the adjacent areas served by the City of Douglas. There are currently
2,275 taps within the corporate limits of the City of Douglas and
approximately 75 outside the city limits. A population of 5,800 is
served. These areas include users along the Little Box Elder Spring
transmission line, Sheep Mountain Well transmission line, and the
Ridgewater Estates Improvement and Service District. The city currently
has three sources of potable water: 1) the Little Box Elder Spring, 2)
the Water Treatment Plant located along the North Platte River, and 3)
the Sheep Mountain Well. The Master Plan would evaluate the existing
transmission and distribution system and examine the ability of the
sources in the system to meet the current demands and future demands in
the anticipated areas of growth in Douglas. Hydraulic modeling would
isolate the cause for low water pressure problems in two areas of the
city, Riverbend Subdivision and Frontier Village. Potential system
modifications would be considered to meet current and projected growth
areas which are experiencing inadequate system pressures. Preliminary
designs would be evaluated to determine potential solutions and costs
for remedying transmission, distribution and zoning problems.
In addition to the hydraulic modeling and transmission and distribution
system evaluation, treatment of the potable water sources would be
evaluated. The water treatment plant was constructed in the early
1980's. Treatment and disinfection requirements have become more strict
since that time by amendments to the Safe Drinking Water Act.
Specifically in question is the chlorine contact time (CT) and chlorine
residual at the water treatment plant. Additionally, the Disinfection
Rule will require the city to meet CT requirements for the Sheep
Mountain Well and the Little Box Elder Spring. There are currently over
30 domestic taps ahead of the point of chlorination on the Spring
Transmission Line. Access to the spring is limited and will need to be
improved if the point of chlorination is moved to the spring house.
The City of Douglas has experienced steady growth since the late 1980's.
Additional potable water sources have been added to meet the increasing
demands in the system. However, the entire transmission, distribution
and storage system has not been evaluated or updated.
The City of Douglas' water transmission and distribution system contains
cast iron pipelines which were constructed in the 1940's. These
portions of the system are undersized and maintenance intensive.
Portions of the distribution system do not meet the requirements for
minimum operating pressure as required by the Wyoming Department of
Environmental Quality. This poses a potential health risk in terms of
cross connections and the potentially disastrous effects of restricted
The water treatment plant and the Sheep Mountain well have been added to
the system over the years.

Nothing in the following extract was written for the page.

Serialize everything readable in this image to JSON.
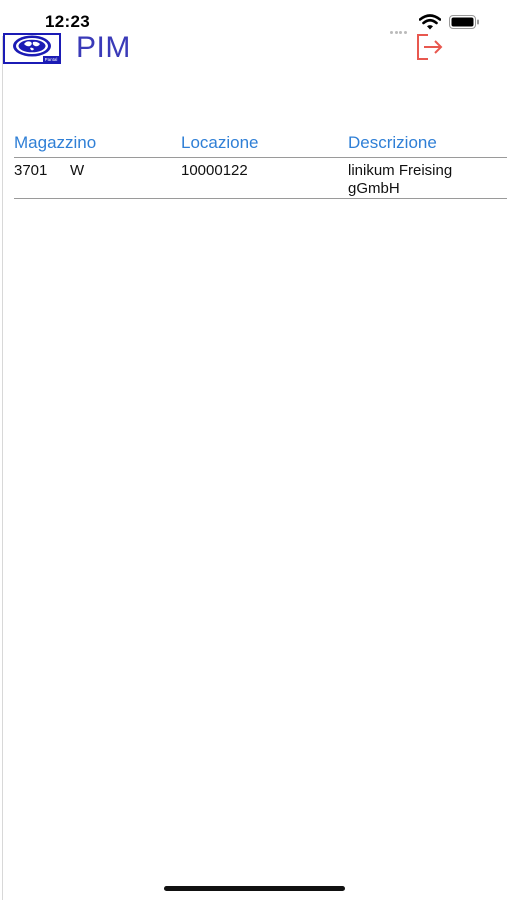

As they were added to the system, the
impacts of each source on the entire system was never thoroughly
evaluated. Currently there are several hydraulic limitations and

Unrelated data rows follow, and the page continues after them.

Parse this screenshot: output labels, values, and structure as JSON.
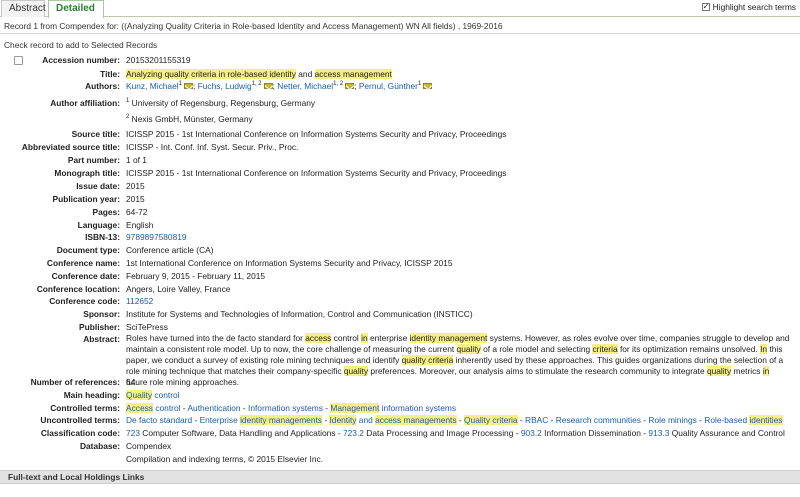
{
  "tabs": [
    {
      "label": "Abstract"
    },
    {
      "label": "Detailed"
    }
  ],
  "highlight_toggle": {
    "label": "Highlight search terms",
    "checked": true
  },
  "record_line": "Record 1 from Compendex for: ((Analyzing Quality Criteria in Role-based Identity and Access Management) WN All fields) , 1969-2016",
  "check_hint": "Check record to add to Selected Records",
  "fields": {
    "accession": {
      "label": "Accession number:",
      "value": "20153201155319"
    },
    "title": {
      "label": "Title:",
      "parts": [
        "Analyzing quality criteria in role-based identity",
        " and ",
        "access management"
      ]
    },
    "authors": {
      "label": "Authors:",
      "items": [
        {
          "name": "Kunz, Michael",
          "sup": "1"
        },
        {
          "name": "Fuchs, Ludwig",
          "sup": "1, 2"
        },
        {
          "name": "Netter, Michael",
          "sup": "1, 2"
        },
        {
          "name": "Pernul, Günther",
          "sup": "1"
        }
      ]
    },
    "affiliation": {
      "label": "Author affiliation:",
      "items": [
        {
          "sup": "1",
          "text": "University of Regensburg, Regensburg, Germany"
        },
        {
          "sup": "2",
          "text": "Nexis GmbH, Münster, Germany"
        }
      ]
    },
    "source_title": {
      "label": "Source title:",
      "value": "ICISSP 2015 - 1st International Conference on Information Systems Security and Privacy, Proceedings"
    },
    "abbr_source": {
      "label": "Abbreviated source title:",
      "value": "ICISSP - Int. Conf. Inf. Syst. Secur. Priv., Proc."
    },
    "part_number": {
      "label": "Part number:",
      "value": "1 of 1"
    },
    "monograph": {
      "label": "Monograph title:",
      "value": "ICISSP 2015 - 1st International Conference on Information Systems Security and Privacy, Proceedings"
    },
    "issue_date": {
      "label": "Issue date:",
      "value": "2015"
    },
    "pub_year": {
      "label": "Publication year:",
      "value": "2015"
    },
    "pages": {
      "label": "Pages:",
      "value": "64-72"
    },
    "language": {
      "label": "Language:",
      "value": "English"
    },
    "isbn": {
      "label": "ISBN-13:",
      "value": "9789897580819"
    },
    "doc_type": {
      "label": "Document type:",
      "value": "Conference article (CA)"
    },
    "conf_name": {
      "label": "Conference name:",
      "value": "1st International Conference on Information Systems Security and Privacy, ICISSP 2015"
    },
    "conf_date": {
      "label": "Conference date:",
      "value": "February 9, 2015 - February 11, 2015"
    },
    "conf_loc": {
      "label": "Conference location:",
      "value": "Angers, Loire Valley, France"
    },
    "conf_code": {
      "label": "Conference code:",
      "value": "112652"
    },
    "sponsor": {
      "label": "Sponsor:",
      "value": "Institute for Systems and Technologies of Information, Control and Communication (INSTICC)"
    },
    "publisher": {
      "label": "Publisher:",
      "value": "SciTePress"
    },
    "abstract": {
      "label": "Abstract:",
      "segments": [
        {
          "t": "Roles have turned into the de facto standard for ",
          "h": false
        },
        {
          "t": "access",
          "h": true
        },
        {
          "t": " control ",
          "h": false
        },
        {
          "t": "in",
          "h": true
        },
        {
          "t": " enterprise ",
          "h": false
        },
        {
          "t": "identity management",
          "h": true
        },
        {
          "t": " systems. However, as roles evolve over time, companies struggle to develop and maintain a consistent role model. Up to now, the core challenge of measuring the current ",
          "h": false
        },
        {
          "t": "quality",
          "h": true
        },
        {
          "t": " of a role model and selecting ",
          "h": false
        },
        {
          "t": "criteria",
          "h": true
        },
        {
          "t": " for its optimization remains unsolved. ",
          "h": false
        },
        {
          "t": "In",
          "h": true
        },
        {
          "t": " this paper, we conduct a survey of existing role mining techniques and identify ",
          "h": false
        },
        {
          "t": "quality criteria",
          "h": true
        },
        {
          "t": " inherently used by these approaches. This guides organizations during the selection of a role mining technique that matches their company-specific ",
          "h": false
        },
        {
          "t": "quality",
          "h": true
        },
        {
          "t": " preferences. Moreover, our analysis aims to stimulate the research community to integrate ",
          "h": false
        },
        {
          "t": "quality",
          "h": true
        },
        {
          "t": " metrics ",
          "h": false
        },
        {
          "t": "in",
          "h": true
        },
        {
          "t": " future role mining approaches.",
          "h": false
        }
      ]
    },
    "num_refs": {
      "label": "Number of references:",
      "value": "64"
    },
    "main_heading": {
      "label": "Main heading:",
      "parts": [
        "Quality",
        " control"
      ]
    },
    "controlled": {
      "label": "Controlled terms:",
      "items": [
        [
          {
            "t": "Access",
            "h": true
          },
          {
            "t": " control",
            "h": false
          }
        ],
        [
          {
            "t": "Authentication",
            "h": false
          }
        ],
        [
          {
            "t": "Information systems",
            "h": false
          }
        ],
        [
          {
            "t": "Management",
            "h": true
          },
          {
            "t": " information systems",
            "h": false
          }
        ]
      ]
    },
    "uncontrolled": {
      "label": "Uncontrolled terms:",
      "items": [
        [
          {
            "t": "De facto standard",
            "h": false
          }
        ],
        [
          {
            "t": "Enterprise ",
            "h": false
          },
          {
            "t": "identity managements",
            "h": true
          }
        ],
        [
          {
            "t": "Identity",
            "h": true
          },
          {
            "t": " and ",
            "h": false
          },
          {
            "t": "access managements",
            "h": true
          }
        ],
        [
          {
            "t": "Quality criteria",
            "h": true
          }
        ],
        [
          {
            "t": "RBAC",
            "h": false
          }
        ],
        [
          {
            "t": "Research communities",
            "h": false
          }
        ],
        [
          {
            "t": "Role minings",
            "h": false
          }
        ],
        [
          {
            "t": "Role-based ",
            "h": false
          },
          {
            "t": "identities",
            "h": true
          }
        ]
      ]
    },
    "classification": {
      "label": "Classification code:",
      "items": [
        {
          "code": "723",
          "text": " Computer Software, Data Handling and Applications"
        },
        {
          "code": "723.2",
          "text": " Data Processing and Image Processing"
        },
        {
          "code": "903.2",
          "text": " Information Dissemination"
        },
        {
          "code": "913.3",
          "text": " Quality Assurance and Control"
        }
      ]
    },
    "database": {
      "label": "Database:",
      "value": "Compendex"
    },
    "copyright": "Compilation and indexing terms, © 2015 Elsevier Inc."
  },
  "footer_bar": "Full-text and Local Holdings Links",
  "colors": {
    "highlight": "#f6ef82",
    "link": "#1a5ea9",
    "tab_active": "#2e7d32"
  }
}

"bottlenecks" in the transmission and distribution system caused by the
three sources competing to supply the demands. All of the sources enter

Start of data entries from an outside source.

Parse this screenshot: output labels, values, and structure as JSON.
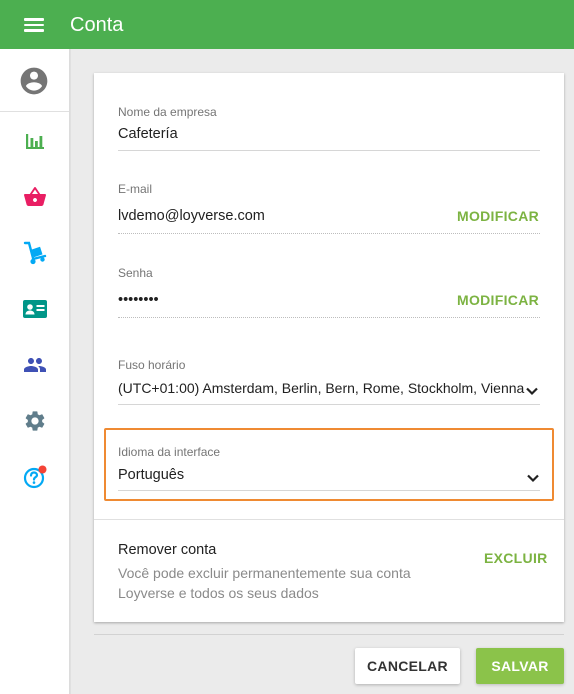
{
  "app_bar": {
    "title": "Conta"
  },
  "sidebar": {
    "items": [
      {
        "icon": "account-circle-icon",
        "color": "#757575"
      },
      {
        "icon": "bar-chart-icon",
        "color": "#4caf50"
      },
      {
        "icon": "basket-icon",
        "color": "#e91e63"
      },
      {
        "icon": "hand-truck-icon",
        "color": "#03a9f4"
      },
      {
        "icon": "contact-card-icon",
        "color": "#009688"
      },
      {
        "icon": "people-icon",
        "color": "#3f51b5"
      },
      {
        "icon": "gear-icon",
        "color": "#607d8b"
      },
      {
        "icon": "help-icon",
        "color": "#03a9f4",
        "badge_color": "#f44336"
      }
    ]
  },
  "form": {
    "company": {
      "label": "Nome da empresa",
      "value": "Cafetería"
    },
    "email": {
      "label": "E-mail",
      "value": "lvdemo@loyverse.com",
      "action": "MODIFICAR"
    },
    "password": {
      "label": "Senha",
      "value": "••••••••",
      "action": "MODIFICAR"
    },
    "timezone": {
      "label": "Fuso horário",
      "value": "(UTC+01:00) Amsterdam, Berlin, Bern, Rome, Stockholm, Vienna"
    },
    "language": {
      "label": "Idioma da interface",
      "value": "Português"
    }
  },
  "remove_account": {
    "title": "Remover conta",
    "description": "Você pode excluir permanentemente sua conta Loyverse e todos os seus dados",
    "action": "EXCLUIR"
  },
  "buttons": {
    "cancel": "CANCELAR",
    "save": "SALVAR"
  },
  "colors": {
    "primary": "#4caf50",
    "accent": "#7cb342",
    "highlight": "#ef8a32",
    "save_button": "#8bc34a"
  }
}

the system along the northwest edge of the city; consequently, the tank
on this side of town is always full while the tank serving the greater
area on the east side of the city is commonly less than half full.
The water treatment plant would not currently meet the EPA disinfection
requirements if it was operated at full capacity. Additionally, a
thorough evaluation of the treatment train and techniques needs to be
performed to verify compliance with all of the rules and regulations in
the Safe Drinking Water Act amendments.
Sear-Brown has been hired to complete a Level II study. The contract
will be completed in 1998.
RECOMMENDED LEGISLATIVE ACTION:
No legislative action is needed at this time.